Physics Ph.D. candidate Nima Laal has a poster on his wall of an alien spaceship. The text on the bottom reads “I want to believe.”
To Laal, the poster isn’t referencing creatures from another planet, but instead the search for elusive gravitational waves.
The College of Science gathered yesterday on February 22 to recognize academic and teaching excellence of our esteemed faculty and staff at the College's 2021-22 Combined Awards Ceremony. The first half of the ceremony celebrated exceptional research and administration.

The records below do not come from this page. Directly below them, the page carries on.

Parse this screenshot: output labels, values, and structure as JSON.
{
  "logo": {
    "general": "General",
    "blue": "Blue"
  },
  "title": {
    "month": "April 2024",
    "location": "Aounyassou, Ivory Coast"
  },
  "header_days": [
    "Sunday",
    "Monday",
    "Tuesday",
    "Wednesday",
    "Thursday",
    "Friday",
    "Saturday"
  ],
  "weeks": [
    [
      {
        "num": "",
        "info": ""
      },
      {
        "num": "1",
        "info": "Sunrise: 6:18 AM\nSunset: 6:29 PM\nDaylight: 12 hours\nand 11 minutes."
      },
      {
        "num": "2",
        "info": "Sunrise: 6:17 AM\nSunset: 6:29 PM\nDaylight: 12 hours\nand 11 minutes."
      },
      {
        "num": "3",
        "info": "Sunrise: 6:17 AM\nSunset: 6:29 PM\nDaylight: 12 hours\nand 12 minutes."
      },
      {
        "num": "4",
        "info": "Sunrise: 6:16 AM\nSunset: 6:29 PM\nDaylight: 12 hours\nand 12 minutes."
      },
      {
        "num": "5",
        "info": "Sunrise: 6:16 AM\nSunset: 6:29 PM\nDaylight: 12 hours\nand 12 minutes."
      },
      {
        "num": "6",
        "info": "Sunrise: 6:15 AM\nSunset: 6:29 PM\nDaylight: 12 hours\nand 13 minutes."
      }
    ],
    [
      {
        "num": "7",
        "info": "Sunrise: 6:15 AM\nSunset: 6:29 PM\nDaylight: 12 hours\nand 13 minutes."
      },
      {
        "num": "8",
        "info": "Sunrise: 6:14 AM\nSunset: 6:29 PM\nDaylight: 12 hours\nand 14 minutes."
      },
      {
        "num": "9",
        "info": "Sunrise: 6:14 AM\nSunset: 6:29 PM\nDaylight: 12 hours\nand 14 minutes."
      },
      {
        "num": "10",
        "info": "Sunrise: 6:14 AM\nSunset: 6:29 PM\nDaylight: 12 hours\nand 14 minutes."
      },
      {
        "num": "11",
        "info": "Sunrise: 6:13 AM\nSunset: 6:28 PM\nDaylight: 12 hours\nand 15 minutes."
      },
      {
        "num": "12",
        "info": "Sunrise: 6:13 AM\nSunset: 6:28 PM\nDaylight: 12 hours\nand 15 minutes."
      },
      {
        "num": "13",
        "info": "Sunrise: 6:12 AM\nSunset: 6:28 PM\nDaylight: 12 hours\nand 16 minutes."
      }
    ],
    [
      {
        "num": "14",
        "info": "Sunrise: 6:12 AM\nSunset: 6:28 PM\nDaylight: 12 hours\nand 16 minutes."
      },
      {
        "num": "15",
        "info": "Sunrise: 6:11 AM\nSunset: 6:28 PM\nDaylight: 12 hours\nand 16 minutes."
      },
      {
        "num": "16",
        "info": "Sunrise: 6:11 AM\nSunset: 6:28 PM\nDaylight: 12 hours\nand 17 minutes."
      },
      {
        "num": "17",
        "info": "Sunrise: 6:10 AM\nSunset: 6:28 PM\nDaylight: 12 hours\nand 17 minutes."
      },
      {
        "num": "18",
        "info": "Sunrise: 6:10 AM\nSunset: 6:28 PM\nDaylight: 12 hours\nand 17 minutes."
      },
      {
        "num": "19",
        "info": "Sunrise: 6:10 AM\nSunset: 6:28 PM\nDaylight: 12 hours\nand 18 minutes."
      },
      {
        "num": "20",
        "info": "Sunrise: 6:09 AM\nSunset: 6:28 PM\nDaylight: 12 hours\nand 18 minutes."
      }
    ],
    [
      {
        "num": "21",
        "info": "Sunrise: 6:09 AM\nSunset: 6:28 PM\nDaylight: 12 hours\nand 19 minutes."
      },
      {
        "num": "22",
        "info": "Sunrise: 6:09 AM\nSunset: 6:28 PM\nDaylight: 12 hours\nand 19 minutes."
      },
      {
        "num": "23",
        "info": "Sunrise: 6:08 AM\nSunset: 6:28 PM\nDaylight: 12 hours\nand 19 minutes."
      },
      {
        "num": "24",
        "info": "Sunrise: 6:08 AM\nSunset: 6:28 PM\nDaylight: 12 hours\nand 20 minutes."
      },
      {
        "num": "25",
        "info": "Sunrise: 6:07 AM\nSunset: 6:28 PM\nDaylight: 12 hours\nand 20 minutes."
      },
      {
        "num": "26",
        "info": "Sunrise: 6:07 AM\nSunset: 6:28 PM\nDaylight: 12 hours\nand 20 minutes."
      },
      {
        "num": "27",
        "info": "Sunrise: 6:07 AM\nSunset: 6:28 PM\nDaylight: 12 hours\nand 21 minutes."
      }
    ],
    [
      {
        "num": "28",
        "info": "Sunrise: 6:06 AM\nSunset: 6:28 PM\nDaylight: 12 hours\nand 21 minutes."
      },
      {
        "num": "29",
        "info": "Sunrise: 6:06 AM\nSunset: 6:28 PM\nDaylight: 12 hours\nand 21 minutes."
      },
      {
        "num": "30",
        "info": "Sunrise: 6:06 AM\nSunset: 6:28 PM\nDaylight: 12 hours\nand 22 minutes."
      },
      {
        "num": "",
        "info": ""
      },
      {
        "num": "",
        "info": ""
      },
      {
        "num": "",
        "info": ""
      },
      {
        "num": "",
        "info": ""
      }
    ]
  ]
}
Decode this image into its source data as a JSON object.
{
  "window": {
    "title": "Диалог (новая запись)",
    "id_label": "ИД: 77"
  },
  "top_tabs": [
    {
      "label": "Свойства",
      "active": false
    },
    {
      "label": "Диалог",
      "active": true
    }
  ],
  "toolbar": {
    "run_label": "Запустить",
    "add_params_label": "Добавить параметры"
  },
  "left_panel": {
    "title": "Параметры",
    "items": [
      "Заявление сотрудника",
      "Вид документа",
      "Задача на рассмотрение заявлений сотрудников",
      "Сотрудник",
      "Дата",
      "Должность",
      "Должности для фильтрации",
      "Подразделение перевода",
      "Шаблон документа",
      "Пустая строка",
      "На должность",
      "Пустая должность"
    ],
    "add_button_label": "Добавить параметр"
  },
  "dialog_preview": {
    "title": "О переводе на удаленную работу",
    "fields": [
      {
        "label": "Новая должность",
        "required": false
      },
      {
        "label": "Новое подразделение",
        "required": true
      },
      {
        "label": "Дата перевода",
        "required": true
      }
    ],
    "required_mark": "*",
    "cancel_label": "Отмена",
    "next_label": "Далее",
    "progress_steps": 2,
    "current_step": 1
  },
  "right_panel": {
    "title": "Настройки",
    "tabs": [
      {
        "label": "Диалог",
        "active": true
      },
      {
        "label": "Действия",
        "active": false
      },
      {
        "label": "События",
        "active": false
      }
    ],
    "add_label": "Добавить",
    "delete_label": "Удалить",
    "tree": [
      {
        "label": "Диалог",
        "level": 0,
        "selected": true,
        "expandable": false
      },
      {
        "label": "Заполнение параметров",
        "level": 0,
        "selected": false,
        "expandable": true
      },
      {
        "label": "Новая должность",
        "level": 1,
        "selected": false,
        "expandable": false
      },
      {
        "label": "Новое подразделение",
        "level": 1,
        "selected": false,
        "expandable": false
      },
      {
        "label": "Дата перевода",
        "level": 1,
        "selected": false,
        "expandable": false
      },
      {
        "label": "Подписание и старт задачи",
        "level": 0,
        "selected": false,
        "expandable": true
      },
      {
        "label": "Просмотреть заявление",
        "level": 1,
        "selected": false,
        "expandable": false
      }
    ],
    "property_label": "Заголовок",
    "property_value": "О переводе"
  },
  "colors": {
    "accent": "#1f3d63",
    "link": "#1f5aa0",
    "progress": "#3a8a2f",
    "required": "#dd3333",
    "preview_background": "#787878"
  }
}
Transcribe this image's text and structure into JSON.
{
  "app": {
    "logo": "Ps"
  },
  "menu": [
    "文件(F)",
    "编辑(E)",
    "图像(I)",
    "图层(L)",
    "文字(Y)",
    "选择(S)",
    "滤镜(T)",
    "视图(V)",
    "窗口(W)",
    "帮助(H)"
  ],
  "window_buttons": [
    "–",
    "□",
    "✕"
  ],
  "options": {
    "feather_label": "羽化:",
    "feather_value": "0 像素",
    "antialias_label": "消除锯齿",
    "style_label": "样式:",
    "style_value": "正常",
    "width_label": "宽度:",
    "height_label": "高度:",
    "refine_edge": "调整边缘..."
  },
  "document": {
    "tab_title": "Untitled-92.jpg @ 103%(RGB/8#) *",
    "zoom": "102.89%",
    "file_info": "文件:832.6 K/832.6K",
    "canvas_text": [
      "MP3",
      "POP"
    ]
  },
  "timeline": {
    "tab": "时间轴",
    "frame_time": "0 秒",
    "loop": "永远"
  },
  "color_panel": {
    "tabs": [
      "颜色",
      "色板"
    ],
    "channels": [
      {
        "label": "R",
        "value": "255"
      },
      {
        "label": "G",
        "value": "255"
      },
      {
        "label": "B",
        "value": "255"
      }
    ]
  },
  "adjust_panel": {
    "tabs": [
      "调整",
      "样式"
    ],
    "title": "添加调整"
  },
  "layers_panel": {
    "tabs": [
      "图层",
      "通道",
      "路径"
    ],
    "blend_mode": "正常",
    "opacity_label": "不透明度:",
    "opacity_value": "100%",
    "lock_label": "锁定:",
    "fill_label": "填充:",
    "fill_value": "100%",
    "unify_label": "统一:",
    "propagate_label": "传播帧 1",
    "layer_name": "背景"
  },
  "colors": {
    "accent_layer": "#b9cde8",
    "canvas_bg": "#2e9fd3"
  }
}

Congratulations to Isabel Rodriguez (M.S. Physics '21) for being the 2021 recipient of the Harriet “Hattie” Redmond Award. This award celebrates a member of the OSU community who works as an agent of change in service of racial justice and gender equity.
Rohal Kakepoto valued the expertise of the faculty and the intimate and supportive atmosphere of the physics department. Like many of Oregon State physics graduates, Kakepoto landed a job as an engineer at Hewlett Packard in Corvallis, which he will start right before graduation.
Math, physics and nuclear engineering senior Jesse Rodriguez isn’t your average student by most measures. A transfer student, Rodriguez enjoyed an incredible and wide-ranging learning experience where his classes in the different subjects led him to many wonderful insights about the deeper connections among his majors, and ultimately to a more solid understanding of science itself. He was one of just 26 students in 2018 to earn a prestigious Department of Energy fellowship that will pay for his Ph.D. at Stanford University to study plasma physics.
Twenty five percent of freshmen are the first in their family to attend college, 23 percent are underrepresented minorities, and the College has the highest ever number of high achieving students in this incoming class: 37.6 percent.